“It’s not like that on CSI or Cagney and Lacey,” was my less than helpful response.
I was chatting to a good friend who lives in California. Her family home had been burgled. Her husband is a photographer and they – as one likes to imagine most Californians are – are up to their ears in technology. Computers, cameras, jetpacks: between the alarm going off and them getting in 15 minutes later, more than $10,000 of stuff had gone.
“We’ve found some prints,” mumbled the not-happy-in-his-work police officer. “Good,” said my friend. “Not really,” he replied. “We have a two-year waiting list on checking fingerprints – we won’t get to yours until 2014.” “Might they not have got away by then?” asked my friend, who has spent time in England and is thus well versed in the art of sarcasm. The police officer shrugged. “If I were you, lady,” – in my mind’s eye he was a large, shiny man holding a big bag of doughnuts as he spoke – “I’d put bars on your windows and buy yourself a gun.”
All about investment in public service, I suppose. Californian law enforcement telling householders to arm themselves because there are probably only 17 police officers left in San Francisco and a part-time college student in charge of fingerprints doesn’t just paint a picture of disinvestment – it actually reshapes society, doesn’t it? They move from “if you see a robbery call the police” to “fingerprints are pointless, shoot them!” But I cannot talk about public services being eroded every week without being dull, so can I talk about the police officer? The one I never met?
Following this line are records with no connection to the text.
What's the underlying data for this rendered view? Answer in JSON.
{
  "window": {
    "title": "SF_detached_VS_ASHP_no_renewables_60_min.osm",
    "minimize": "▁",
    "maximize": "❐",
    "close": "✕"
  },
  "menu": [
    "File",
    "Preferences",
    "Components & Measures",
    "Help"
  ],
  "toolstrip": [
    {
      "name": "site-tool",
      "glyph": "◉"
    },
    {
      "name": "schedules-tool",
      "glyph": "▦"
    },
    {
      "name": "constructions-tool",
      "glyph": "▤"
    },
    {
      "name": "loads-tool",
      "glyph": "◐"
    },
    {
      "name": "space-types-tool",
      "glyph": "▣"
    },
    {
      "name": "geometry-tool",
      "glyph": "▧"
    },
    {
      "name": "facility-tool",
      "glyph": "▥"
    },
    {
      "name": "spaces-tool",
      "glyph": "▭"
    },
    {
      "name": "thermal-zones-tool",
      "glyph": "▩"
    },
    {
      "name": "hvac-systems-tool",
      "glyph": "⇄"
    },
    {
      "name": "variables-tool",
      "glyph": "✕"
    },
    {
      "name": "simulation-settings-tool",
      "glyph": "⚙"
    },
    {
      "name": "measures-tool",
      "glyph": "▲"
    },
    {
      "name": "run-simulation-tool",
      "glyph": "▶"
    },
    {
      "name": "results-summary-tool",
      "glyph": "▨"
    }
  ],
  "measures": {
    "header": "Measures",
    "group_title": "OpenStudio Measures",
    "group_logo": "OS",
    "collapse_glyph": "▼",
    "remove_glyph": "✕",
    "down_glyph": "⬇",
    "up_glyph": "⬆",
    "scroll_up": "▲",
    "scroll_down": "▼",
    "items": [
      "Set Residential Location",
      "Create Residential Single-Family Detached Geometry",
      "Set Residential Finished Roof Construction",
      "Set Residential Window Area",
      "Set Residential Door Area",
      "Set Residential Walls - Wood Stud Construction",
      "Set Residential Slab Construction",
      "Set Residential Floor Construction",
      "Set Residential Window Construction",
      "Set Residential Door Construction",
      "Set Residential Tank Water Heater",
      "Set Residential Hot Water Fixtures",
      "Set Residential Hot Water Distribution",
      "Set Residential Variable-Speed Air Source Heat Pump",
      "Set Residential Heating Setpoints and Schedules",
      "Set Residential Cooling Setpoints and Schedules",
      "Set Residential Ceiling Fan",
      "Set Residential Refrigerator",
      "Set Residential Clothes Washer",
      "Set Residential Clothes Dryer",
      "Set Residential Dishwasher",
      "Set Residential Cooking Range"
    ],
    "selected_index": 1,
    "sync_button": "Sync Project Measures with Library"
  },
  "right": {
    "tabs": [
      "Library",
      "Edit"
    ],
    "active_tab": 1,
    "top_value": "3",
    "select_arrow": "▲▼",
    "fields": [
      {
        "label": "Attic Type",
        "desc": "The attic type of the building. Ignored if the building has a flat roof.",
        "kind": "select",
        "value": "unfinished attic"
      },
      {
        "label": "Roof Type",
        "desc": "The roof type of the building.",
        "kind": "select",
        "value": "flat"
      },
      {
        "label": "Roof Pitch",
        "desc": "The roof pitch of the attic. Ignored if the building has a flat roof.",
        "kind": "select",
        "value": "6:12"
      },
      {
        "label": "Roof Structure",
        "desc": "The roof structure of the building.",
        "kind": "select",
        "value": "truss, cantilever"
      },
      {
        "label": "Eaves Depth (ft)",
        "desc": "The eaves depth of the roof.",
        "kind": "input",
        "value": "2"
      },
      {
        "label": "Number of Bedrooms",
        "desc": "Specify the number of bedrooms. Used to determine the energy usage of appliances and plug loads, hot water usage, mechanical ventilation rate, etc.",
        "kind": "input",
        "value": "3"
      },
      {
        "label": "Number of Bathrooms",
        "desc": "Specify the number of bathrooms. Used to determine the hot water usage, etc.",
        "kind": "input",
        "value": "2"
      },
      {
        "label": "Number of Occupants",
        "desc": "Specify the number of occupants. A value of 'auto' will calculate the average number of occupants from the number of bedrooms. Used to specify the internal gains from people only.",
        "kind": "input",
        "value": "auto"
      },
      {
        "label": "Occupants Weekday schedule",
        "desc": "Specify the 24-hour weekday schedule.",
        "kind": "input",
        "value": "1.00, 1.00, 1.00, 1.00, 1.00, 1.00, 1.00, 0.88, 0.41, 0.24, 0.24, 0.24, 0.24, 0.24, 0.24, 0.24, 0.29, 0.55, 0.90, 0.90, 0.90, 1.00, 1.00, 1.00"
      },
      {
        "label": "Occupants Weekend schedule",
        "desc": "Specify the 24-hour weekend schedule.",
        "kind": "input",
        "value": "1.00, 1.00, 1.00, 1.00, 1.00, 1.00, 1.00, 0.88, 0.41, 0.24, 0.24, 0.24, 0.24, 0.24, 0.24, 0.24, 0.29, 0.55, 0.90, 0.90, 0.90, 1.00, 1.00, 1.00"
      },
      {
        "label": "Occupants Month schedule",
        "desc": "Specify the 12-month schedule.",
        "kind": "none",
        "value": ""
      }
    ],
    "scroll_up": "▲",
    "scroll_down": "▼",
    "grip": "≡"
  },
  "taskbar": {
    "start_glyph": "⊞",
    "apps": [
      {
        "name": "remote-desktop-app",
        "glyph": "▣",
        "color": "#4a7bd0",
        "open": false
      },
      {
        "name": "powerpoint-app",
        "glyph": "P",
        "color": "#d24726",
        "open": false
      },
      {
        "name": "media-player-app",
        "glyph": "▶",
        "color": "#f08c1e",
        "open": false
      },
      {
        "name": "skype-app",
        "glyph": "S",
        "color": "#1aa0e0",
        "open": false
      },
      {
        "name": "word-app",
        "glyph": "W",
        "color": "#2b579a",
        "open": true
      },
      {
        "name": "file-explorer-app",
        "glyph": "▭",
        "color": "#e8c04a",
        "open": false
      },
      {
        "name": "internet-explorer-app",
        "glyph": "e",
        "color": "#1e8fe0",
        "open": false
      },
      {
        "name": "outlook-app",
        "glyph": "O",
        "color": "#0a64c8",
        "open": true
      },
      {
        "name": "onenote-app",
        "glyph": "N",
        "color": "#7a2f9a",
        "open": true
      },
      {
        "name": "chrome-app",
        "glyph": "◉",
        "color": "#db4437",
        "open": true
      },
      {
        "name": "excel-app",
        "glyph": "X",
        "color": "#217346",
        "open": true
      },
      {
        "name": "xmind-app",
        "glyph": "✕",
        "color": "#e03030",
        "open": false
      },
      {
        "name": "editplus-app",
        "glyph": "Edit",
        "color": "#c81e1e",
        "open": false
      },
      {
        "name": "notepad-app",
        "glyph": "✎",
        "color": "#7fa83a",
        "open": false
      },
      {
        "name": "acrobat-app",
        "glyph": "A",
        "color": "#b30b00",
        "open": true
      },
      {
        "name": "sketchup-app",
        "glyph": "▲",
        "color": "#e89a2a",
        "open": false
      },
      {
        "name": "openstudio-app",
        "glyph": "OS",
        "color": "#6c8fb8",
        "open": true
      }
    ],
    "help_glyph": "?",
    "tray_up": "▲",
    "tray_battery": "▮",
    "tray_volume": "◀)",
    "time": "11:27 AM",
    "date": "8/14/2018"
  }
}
I am fascinated by what happens to people when they come into a line of work with a clear sense of purpose only to have that drained from them by circumstance, hopelessness, fatigue or a tsunami of unmeetable need. I wonder about the life of the police officer who shrugs and says: “We won’t catch them, buy a gun.” In a similar way, I wonder about nurses who struggled to meet need at Mid Staffordshire. It is easy to condemn them – but might we not all be susceptible to what shapes their work?
I think increasingly people who work in stressful, emotionally laden and drama-heavy jobs become repositories of difficult experiences. They become the witnesses to the robberies or the illness or the struggles of every day life and they are forced to hold or manage the failures of “the system” in order to try to help.
It has always been like this. Nurses, police officers and firefighters have long borne witness to human suffering and they have tried to manage it. Can I just make the very obvious but too often ignored point that to sustain that role and even continue to be able to function they need clinical supervision or – dare I suggest – something even better.
In this climate, the very idea that we need to be doing more to ensure the wellbeing, capacity for emotional labour, and sustainability of public servants is almost unthinkable.
But perhaps that is all the more reason for doing it. Is there a more important professional issue than sustaining the professionals? Campaigning for, at the very least, non-negotiable and mandatory supervision for all is a must.
Forming an even more progressive approach to maintaining the health and capacity of nurses, healthcare assistants and other public servants is a crucial step in the protection of quality and wellbeing. Otherwise, we are sacrificing nurses and surely nobody could justify that?
“Emotional support for nurses is as vital as doughnuts for the police”